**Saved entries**
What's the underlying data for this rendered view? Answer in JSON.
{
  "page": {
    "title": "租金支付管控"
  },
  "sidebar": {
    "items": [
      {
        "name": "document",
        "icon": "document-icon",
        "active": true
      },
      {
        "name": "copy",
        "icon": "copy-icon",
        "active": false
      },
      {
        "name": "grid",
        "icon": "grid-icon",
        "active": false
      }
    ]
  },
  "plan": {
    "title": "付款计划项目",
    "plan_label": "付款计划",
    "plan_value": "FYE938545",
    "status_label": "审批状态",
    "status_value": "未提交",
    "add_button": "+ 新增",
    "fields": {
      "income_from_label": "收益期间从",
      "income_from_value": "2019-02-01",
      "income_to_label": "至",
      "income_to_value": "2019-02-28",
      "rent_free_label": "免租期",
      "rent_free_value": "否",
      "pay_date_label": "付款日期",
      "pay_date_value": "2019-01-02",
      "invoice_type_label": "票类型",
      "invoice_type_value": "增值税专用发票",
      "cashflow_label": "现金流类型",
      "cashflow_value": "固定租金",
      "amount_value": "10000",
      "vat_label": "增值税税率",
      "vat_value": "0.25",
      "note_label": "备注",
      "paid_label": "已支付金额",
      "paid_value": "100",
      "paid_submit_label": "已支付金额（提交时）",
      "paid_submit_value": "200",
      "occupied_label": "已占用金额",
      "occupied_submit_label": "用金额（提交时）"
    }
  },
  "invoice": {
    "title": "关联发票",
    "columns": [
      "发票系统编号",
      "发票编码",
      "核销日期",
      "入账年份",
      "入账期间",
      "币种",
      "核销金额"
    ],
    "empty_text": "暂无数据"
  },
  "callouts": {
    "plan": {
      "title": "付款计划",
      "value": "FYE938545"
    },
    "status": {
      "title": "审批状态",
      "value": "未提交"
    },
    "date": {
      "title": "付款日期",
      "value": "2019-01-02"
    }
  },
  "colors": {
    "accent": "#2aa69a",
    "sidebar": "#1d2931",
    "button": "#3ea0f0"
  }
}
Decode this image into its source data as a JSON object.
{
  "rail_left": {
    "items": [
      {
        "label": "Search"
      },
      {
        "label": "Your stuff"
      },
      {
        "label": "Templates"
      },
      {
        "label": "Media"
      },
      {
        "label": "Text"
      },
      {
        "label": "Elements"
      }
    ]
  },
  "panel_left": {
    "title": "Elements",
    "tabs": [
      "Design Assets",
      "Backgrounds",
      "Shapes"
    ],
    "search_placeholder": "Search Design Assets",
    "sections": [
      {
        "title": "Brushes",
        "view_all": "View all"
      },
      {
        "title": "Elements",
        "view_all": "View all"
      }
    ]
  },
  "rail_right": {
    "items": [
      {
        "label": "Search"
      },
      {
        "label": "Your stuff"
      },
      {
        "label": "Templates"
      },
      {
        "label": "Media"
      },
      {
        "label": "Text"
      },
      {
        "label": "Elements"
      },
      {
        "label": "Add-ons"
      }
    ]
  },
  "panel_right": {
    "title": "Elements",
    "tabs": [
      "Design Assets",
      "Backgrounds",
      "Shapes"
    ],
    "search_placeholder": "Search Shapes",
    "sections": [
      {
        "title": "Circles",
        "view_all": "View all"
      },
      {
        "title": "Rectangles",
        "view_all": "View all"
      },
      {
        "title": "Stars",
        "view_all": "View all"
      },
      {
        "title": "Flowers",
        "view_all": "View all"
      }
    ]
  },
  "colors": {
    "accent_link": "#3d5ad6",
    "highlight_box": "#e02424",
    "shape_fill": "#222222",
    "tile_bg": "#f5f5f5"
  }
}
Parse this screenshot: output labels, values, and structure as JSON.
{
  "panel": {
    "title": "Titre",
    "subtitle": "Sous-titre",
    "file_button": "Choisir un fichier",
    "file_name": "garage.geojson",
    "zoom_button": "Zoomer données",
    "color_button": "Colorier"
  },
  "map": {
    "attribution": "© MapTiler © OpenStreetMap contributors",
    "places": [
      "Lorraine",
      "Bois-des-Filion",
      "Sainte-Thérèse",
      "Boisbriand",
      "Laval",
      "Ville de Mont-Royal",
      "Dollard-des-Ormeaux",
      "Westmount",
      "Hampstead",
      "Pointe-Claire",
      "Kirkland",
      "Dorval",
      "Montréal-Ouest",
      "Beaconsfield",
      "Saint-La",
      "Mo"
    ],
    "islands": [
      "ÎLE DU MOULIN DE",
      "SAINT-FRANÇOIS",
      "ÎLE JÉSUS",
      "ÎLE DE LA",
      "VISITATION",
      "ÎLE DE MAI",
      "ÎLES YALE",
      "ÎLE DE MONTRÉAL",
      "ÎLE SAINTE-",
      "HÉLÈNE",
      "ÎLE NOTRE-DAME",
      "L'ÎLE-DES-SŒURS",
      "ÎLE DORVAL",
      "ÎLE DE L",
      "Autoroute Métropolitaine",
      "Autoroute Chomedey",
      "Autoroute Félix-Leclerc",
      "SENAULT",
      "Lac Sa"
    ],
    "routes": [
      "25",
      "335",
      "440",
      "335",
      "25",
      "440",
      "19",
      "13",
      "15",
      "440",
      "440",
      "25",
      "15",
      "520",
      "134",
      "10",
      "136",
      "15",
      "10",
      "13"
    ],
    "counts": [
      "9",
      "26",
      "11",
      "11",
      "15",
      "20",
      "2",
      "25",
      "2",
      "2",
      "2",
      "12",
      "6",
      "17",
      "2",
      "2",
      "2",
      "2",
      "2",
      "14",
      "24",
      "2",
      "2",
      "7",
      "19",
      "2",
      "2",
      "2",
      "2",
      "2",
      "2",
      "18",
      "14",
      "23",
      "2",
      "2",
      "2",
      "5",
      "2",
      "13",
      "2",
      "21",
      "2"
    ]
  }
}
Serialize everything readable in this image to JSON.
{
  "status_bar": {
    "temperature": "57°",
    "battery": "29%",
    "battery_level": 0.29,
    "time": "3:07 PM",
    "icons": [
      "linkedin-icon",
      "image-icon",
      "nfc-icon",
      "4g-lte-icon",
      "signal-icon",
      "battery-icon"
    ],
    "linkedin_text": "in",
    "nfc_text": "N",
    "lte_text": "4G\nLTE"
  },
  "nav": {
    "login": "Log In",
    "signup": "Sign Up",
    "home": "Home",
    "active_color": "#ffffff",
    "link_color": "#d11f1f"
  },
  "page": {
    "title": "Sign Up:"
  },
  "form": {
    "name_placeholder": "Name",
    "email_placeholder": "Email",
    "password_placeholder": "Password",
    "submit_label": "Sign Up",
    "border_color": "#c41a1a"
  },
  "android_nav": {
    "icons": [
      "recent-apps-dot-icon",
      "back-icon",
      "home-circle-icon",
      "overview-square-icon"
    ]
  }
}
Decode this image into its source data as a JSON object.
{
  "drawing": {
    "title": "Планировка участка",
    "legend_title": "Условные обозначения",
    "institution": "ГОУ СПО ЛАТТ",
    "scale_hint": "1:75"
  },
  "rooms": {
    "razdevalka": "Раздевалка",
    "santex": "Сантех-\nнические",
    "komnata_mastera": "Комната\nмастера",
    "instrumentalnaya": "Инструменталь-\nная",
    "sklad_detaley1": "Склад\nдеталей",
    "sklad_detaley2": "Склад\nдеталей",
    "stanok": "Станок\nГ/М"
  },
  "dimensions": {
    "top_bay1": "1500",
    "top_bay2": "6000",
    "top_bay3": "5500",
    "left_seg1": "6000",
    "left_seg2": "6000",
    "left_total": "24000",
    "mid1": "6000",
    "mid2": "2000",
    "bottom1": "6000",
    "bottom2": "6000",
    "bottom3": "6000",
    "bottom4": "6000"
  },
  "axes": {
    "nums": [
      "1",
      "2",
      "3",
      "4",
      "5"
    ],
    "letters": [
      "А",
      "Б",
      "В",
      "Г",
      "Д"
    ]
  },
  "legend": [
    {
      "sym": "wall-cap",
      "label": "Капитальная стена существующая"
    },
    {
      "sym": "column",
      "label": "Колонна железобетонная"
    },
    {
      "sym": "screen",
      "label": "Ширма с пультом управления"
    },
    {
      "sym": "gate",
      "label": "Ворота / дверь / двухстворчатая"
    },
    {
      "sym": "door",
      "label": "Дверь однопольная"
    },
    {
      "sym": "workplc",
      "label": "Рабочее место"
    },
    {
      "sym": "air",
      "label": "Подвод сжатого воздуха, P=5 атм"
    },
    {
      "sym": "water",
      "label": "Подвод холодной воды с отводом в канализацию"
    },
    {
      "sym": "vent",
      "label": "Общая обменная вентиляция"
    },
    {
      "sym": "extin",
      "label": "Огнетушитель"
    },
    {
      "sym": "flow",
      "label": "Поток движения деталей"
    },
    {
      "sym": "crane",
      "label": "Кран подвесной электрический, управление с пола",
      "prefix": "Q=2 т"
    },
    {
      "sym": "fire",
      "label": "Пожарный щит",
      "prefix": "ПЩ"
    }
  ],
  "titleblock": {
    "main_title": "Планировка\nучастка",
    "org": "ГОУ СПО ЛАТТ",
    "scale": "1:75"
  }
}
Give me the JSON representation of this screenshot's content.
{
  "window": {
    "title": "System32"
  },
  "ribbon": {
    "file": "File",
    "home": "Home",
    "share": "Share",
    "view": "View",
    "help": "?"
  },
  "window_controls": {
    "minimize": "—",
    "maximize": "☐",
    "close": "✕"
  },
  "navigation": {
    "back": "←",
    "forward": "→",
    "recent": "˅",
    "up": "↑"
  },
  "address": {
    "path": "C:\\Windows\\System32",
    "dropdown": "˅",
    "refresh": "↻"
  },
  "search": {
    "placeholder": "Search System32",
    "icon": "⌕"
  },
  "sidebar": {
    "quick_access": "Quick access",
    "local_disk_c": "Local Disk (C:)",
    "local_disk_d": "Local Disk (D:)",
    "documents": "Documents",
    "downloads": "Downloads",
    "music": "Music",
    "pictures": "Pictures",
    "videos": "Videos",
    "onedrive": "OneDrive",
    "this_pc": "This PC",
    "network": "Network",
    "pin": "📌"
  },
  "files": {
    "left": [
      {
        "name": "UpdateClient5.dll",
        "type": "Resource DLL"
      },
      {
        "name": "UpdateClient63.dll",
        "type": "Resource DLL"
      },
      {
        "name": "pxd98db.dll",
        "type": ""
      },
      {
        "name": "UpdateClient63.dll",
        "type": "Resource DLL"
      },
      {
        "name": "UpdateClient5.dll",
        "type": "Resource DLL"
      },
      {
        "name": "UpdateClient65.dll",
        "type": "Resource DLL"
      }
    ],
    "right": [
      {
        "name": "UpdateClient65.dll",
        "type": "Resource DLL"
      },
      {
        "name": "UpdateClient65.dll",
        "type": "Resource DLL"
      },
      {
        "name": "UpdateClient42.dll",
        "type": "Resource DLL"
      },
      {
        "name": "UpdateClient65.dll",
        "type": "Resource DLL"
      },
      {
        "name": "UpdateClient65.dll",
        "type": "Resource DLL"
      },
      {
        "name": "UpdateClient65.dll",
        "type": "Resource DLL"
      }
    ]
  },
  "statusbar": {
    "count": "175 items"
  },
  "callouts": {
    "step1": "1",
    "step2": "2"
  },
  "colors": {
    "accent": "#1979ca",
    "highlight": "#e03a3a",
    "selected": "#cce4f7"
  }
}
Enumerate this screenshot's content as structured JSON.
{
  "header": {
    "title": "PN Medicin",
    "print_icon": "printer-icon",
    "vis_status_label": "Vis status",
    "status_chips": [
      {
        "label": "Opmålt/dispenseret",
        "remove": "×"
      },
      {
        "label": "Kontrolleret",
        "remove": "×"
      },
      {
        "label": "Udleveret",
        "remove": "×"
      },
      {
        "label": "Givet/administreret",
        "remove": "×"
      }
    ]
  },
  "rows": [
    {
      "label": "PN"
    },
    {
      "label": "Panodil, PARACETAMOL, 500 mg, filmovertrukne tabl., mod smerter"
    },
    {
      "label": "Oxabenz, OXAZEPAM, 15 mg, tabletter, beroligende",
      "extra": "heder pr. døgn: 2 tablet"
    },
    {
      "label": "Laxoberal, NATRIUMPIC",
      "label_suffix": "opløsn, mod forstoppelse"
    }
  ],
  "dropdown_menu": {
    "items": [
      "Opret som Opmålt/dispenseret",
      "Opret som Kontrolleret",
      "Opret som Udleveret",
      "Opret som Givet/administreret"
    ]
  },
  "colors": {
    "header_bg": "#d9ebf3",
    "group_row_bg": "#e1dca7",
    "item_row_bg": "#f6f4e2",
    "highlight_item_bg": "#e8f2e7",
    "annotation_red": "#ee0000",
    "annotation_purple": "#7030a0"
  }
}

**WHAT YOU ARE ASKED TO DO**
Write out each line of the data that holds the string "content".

**EXERCISE RESPONSE**
Give me the JSON representation of this screenshot's content.
Enumerate this screenshot's content as structured JSON.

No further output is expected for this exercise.